2. Courses and Your Business
This is a very sobering telling of the truth to counter hype that developing courses is a road to riches without any ongoing effort (passive income dream). It also touches upon the essentials of economics and basics of as another reality check.
3. Idea to Winning Course Through Piloting
This chapter covers what could be a critical success factor in your business to experiment with and validate new ideas for courses through piloting. Piloting is a very powerful business skill since the piloting methodology can be used with other services as well, such as coaching, consulting, group calls, or even live events. This approach to developing minimally viable products has broader applications to not only developing the right product but also to create the marketing that will make it a sales success.
4. Attracting Paying Customers
Relationship marketing is what it is all about and thank god it isn’t recommended that you cold call strangers. Instead, there is just simple solid advice to make progress and get results that will allow you to make the necessary decisions. The most interesting part for me describes a scalable approach for finding leads. This is where Danny showcases one of his greatest skills which is explaining a reasonable approach, identifying the success factors, and breaking it down into actionable steps.

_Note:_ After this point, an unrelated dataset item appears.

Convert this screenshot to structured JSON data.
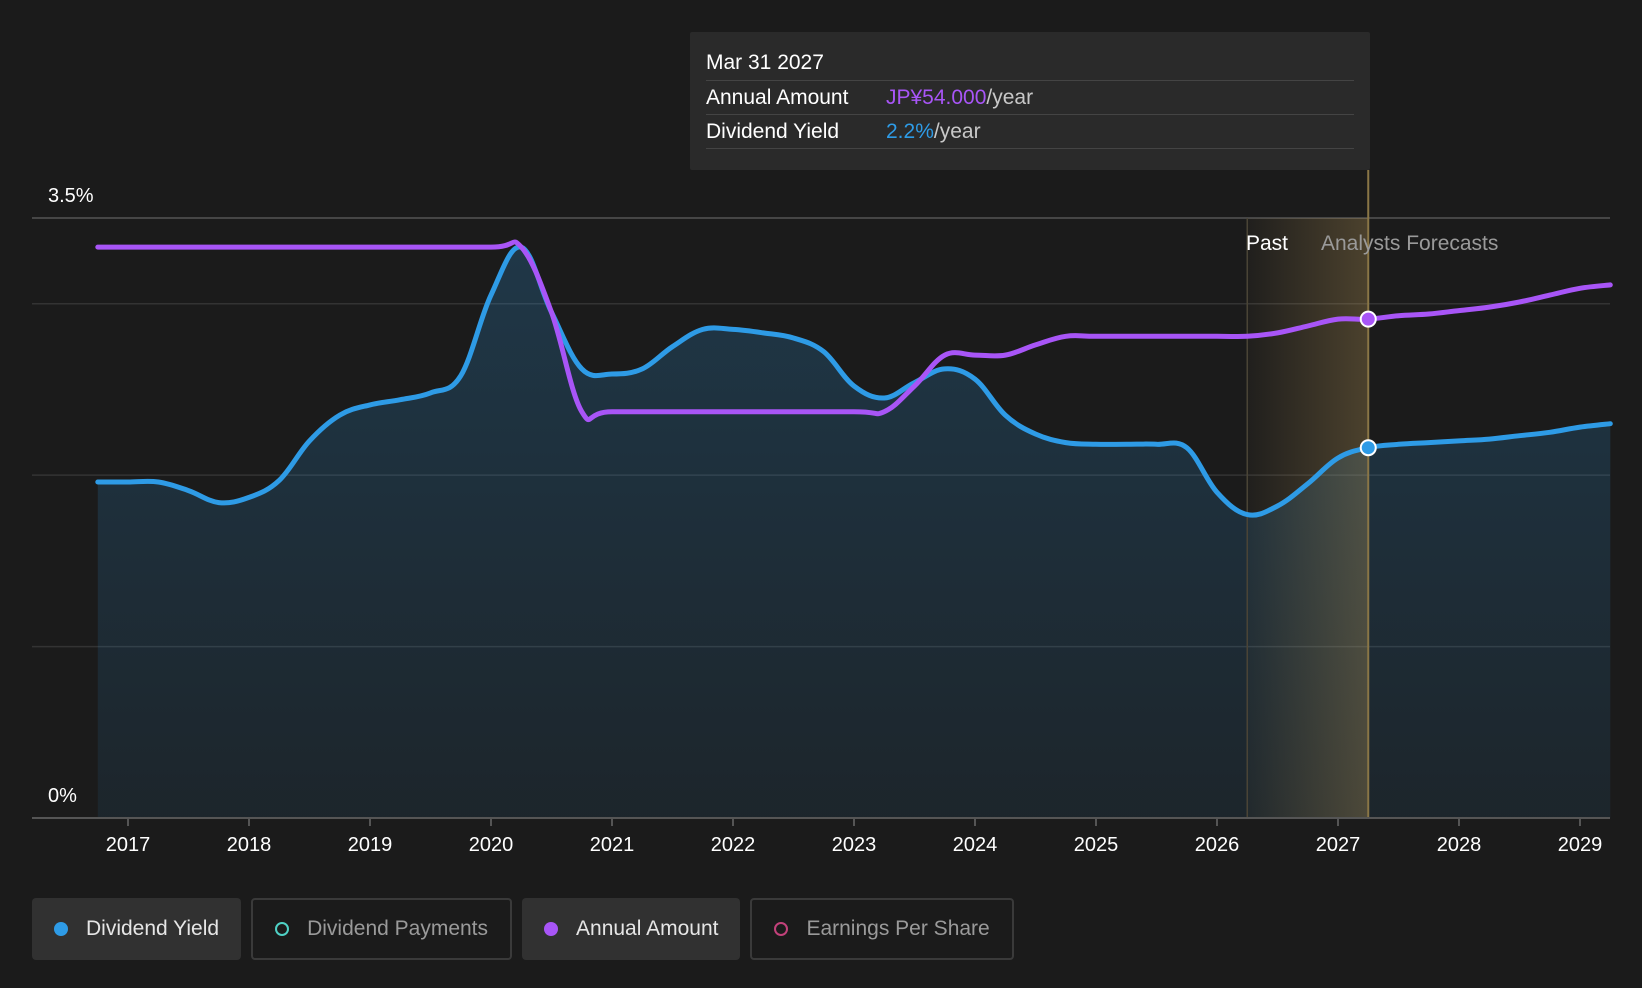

5. Creating a World-class Course
Hint: It isn’t about taking existing practices for in-person classrooms and recreating them online. Online education is an opportunity to re-imagine education.
For course builders, I think Teach Your Gift will inspire and challenge more educators to re-imagine, experiment, and deliver transformative results for their students. That is the way it should be.